There is one thing that Raelene Purtill and I are planning to do (under the umbrella of Omega Writers). In early September, we will be running a Christian Book Fair in Brisbane – with stalls from authors, booksellers and publishers. Others like editors, illustrators, cartoonists etc. are also welcome. The Fair will be run in conjunction with workshops run by Omega Writers.
However, our primary focus will be on books and readers – as we aim to reach a wider audience for all our books. We (the organisers) will be promoting the event as wildly and as targeted as we can. However, I think this will be a success if we all own it. The best promotion is word of mouth. And of course, we appreciate your prayers – for unless the Lord build the house we labour in vain.
The story about the salesmen reminds me of some other scouts - twelve to be exact; ten of whom looked at the giants in the land; two who saw the promise and had faith in God.
More information on the Book Fair coming soon. (And if you live too far away to come to the Book Fair this time round – maybe this is something you could think of for your own local area :) )
Image source: Jeanette O'Hagan
Image source: Jeanette O'Hagan
Jeanette O’Hagan enjoys writing fiction, poetry, blogging and editing. She is writing her Akrad’s Legacy Series—a Young Adult secondary world fantasy fiction with adventure, courtly intrigue and romantic elements. Her short stories and poems are published in a number of anthologies including Glimpses of Light, Another Time Another Place and Like a Girl.
Jeanette has practised medicine, studied communication, history, theology and, more recently, a Master of Arts (Writing). She loves reading, painting, travel, catching up for coffee with friends, pondering the meaning of life and communicating God’s great love. She lives in Brisbane with her husband and children.

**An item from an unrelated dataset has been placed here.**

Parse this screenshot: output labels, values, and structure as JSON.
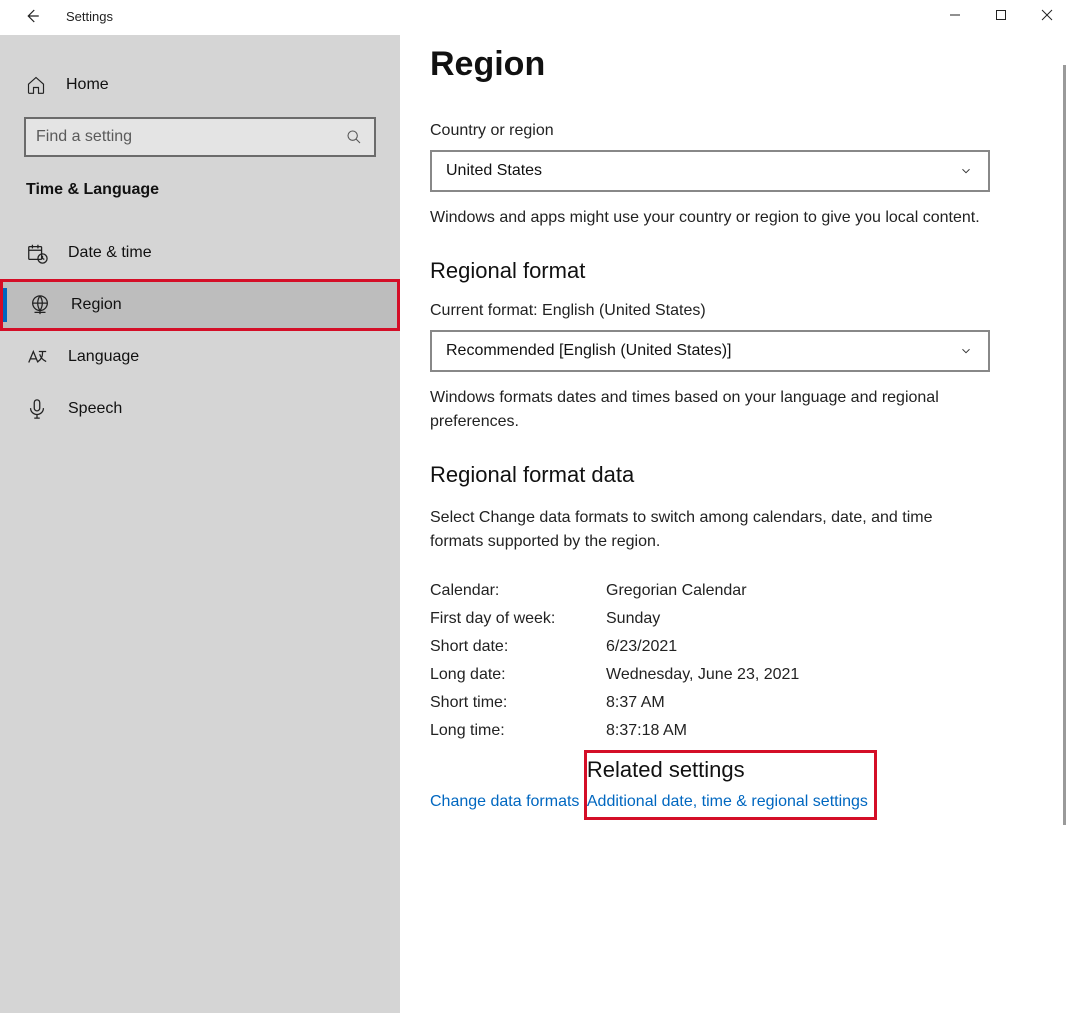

You can find her at her Facebook Page or at Goodreads or on Amazon or on her websites JennysThread.com or Jeanette O'Hagan Writes .